Page and application data records:
..............................

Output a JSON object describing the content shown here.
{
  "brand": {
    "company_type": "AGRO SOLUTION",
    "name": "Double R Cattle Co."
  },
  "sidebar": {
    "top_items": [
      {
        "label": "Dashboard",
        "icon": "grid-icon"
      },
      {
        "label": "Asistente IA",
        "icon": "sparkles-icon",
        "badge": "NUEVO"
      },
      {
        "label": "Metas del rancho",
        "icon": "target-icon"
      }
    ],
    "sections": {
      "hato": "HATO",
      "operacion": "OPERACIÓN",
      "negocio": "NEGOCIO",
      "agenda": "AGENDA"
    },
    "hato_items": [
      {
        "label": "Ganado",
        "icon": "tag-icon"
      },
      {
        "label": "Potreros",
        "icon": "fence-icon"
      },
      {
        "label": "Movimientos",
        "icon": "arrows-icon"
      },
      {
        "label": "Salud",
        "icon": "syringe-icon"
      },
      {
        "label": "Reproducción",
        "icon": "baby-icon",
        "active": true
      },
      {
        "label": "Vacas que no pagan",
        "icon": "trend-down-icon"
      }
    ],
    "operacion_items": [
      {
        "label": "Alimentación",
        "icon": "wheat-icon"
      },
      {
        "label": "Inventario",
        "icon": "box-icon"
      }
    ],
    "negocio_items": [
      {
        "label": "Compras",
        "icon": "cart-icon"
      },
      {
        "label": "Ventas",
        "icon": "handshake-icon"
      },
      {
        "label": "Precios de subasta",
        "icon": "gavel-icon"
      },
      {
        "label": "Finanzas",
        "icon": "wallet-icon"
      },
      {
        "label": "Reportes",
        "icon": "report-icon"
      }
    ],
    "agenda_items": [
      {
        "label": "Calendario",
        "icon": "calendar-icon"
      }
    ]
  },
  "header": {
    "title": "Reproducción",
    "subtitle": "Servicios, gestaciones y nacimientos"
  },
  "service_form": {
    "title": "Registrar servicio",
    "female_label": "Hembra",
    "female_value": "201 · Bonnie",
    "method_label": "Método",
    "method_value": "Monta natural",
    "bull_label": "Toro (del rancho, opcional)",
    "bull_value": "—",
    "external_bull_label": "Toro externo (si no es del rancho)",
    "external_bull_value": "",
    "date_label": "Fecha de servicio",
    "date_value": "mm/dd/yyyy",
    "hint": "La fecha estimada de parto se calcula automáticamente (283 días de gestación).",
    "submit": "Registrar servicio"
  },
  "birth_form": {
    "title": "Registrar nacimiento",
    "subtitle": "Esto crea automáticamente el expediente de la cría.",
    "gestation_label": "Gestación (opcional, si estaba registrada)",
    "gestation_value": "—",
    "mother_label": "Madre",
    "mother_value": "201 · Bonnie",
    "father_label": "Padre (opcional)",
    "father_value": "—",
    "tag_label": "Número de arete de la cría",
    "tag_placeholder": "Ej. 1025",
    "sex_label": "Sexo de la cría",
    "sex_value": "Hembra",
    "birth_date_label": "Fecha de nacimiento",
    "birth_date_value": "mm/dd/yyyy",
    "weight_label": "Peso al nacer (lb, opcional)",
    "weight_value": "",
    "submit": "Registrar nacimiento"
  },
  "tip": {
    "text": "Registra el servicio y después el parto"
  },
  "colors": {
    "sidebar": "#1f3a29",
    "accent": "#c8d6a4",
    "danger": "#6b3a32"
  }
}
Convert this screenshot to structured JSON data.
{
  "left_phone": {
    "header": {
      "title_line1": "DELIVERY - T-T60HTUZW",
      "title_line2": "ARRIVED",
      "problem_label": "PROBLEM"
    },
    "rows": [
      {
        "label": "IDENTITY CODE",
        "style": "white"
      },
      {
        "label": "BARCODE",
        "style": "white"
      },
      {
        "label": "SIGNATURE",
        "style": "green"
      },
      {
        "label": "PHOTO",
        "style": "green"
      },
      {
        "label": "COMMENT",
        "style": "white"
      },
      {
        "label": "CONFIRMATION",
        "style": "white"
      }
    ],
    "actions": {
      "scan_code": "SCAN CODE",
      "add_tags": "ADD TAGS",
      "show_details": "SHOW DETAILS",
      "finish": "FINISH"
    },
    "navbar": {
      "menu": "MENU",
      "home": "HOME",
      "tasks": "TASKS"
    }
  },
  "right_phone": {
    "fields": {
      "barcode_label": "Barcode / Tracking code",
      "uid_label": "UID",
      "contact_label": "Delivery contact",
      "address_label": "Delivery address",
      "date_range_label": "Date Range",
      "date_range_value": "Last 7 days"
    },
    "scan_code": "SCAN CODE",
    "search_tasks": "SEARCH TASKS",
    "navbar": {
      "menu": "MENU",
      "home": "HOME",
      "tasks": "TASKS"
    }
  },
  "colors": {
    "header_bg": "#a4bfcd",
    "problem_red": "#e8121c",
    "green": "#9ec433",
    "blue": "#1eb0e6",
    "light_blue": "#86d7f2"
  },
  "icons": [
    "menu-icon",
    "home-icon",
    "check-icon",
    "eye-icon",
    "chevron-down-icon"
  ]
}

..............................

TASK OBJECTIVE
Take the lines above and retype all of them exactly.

RESPONSE TO THE TASK
Output a JSON object describing the content shown here.
{
  "brand": {
    "company_type": "AGRO SOLUTION",
    "name": "Double R Cattle Co."
  },
  "sidebar": {
    "top_items": [
      {
        "label": "Dashboard",
        "icon": "grid-icon"
      },
      {
        "label": "Asistente IA",
        "icon": "sparkles-icon",
        "badge": "NUEVO"
      },
      {
        "label": "Metas del rancho",
        "icon": "target-icon"
      }
    ],
    "sections": {
      "hato": "HATO",
      "operacion": "OPERACIÓN",
      "negocio": "NEGOCIO",
      "agenda": "AGENDA"
    },
    "hato_items": [
      {
        "label": "Ganado",
        "icon": "tag-icon"
      },
      {
        "label": "Potreros",
        "icon": "fence-icon"
      },
      {
        "label": "Movimientos",
        "icon": "arrows-icon"
      },
      {
        "label": "Salud",
        "icon": "syringe-icon"
      },
      {
        "label": "Reproducción",
        "icon": "baby-icon",
        "active": true
      },
      {
        "label": "Vacas que no pagan",
        "icon": "trend-down-icon"
      }
    ],
    "operacion_items": [
      {
        "label": "Alimentación",
        "icon": "wheat-icon"
      },
      {
        "label": "Inventario",
        "icon": "box-icon"
      }
    ],
    "negocio_items": [
      {
        "label": "Compras",
        "icon": "cart-icon"
      },
      {
        "label": "Ventas",
        "icon": "handshake-icon"
      },
      {
        "label": "Precios de subasta",
        "icon": "gavel-icon"
      },
      {
        "label": "Finanzas",
        "icon": "wallet-icon"
      },
      {
        "label": "Reportes",
        "icon": "report-icon"
      }
    ],
    "agenda_items": [
      {
        "label": "Calendario",
        "icon": "calendar-icon"
      }
    ]
  },
  "header": {
    "title": "Reproducción",
    "subtitle": "Servicios, gestaciones y nacimientos"
  },
  "service_form": {
    "title": "Registrar servicio",
    "female_label": "Hembra",
    "female_value": "201 · Bonnie",
    "method_label": "Método",
    "method_value": "Monta natural",
    "bull_label": "Toro (del rancho, opcional)",
    "bull_value": "—",
    "external_bull_label": "Toro externo (si no es del rancho)",
    "external_bull_value": "",
    "date_label": "Fecha de servicio",
    "date_value": "mm/dd/yyyy",
    "hint": "La fecha estimada de parto se calcula automáticamente (283 días de gestación).",
    "submit": "Registrar servicio"
  },
  "birth_form": {
    "title": "Registrar nacimiento",
    "subtitle": "Esto crea automáticamente el expediente de la cría.",
    "gestation_label": "Gestación (opcional, si estaba registrada)",
    "gestation_value": "—",
    "mother_label": "Madre",
    "mother_value": "201 · Bonnie",
    "father_label": "Padre (opcional)",
    "father_value": "—",
    "tag_label": "Número de arete de la cría",
    "tag_placeholder": "Ej. 1025",
    "sex_label": "Sexo de la cría",
    "sex_value": "Hembra",
    "birth_date_label": "Fecha de nacimiento",
    "birth_date_value": "mm/dd/yyyy",
    "weight_label": "Peso al nacer (lb, opcional)",
    "weight_value": "",
    "submit": "Registrar nacimiento"
  },
  "tip": {
    "text": "Registra el servicio y después el parto"
  },
  "colors": {
    "sidebar": "#1f3a29",
    "accent": "#c8d6a4",
    "danger": "#6b3a32"
  }
}
Convert this screenshot to structured JSON data.
{
  "left_phone": {
    "header": {
      "title_line1": "DELIVERY - T-T60HTUZW",
      "title_line2": "ARRIVED",
      "problem_label": "PROBLEM"
    },
    "rows": [
      {
        "label": "IDENTITY CODE",
        "style": "white"
      },
      {
        "label": "BARCODE",
        "style": "white"
      },
      {
        "label": "SIGNATURE",
        "style": "green"
      },
      {
        "label": "PHOTO",
        "style": "green"
      },
      {
        "label": "COMMENT",
        "style": "white"
      },
      {
        "label": "CONFIRMATION",
        "style": "white"
      }
    ],
    "actions": {
      "scan_code": "SCAN CODE",
      "add_tags": "ADD TAGS",
      "show_details": "SHOW DETAILS",
      "finish": "FINISH"
    },
    "navbar": {
      "menu": "MENU",
      "home": "HOME",
      "tasks": "TASKS"
    }
  },
  "right_phone": {
    "fields": {
      "barcode_label": "Barcode / Tracking code",
      "uid_label": "UID",
      "contact_label": "Delivery contact",
      "address_label": "Delivery address",
      "date_range_label": "Date Range",
      "date_range_value": "Last 7 days"
    },
    "scan_code": "SCAN CODE",
    "search_tasks": "SEARCH TASKS",
    "navbar": {
      "menu": "MENU",
      "home": "HOME",
      "tasks": "TASKS"
    }
  },
  "colors": {
    "header_bg": "#a4bfcd",
    "problem_red": "#e8121c",
    "green": "#9ec433",
    "blue": "#1eb0e6",
    "light_blue": "#86d7f2"
  },
  "icons": [
    "menu-icon",
    "home-icon",
    "check-icon",
    "eye-icon",
    "chevron-down-icon"
  ]
}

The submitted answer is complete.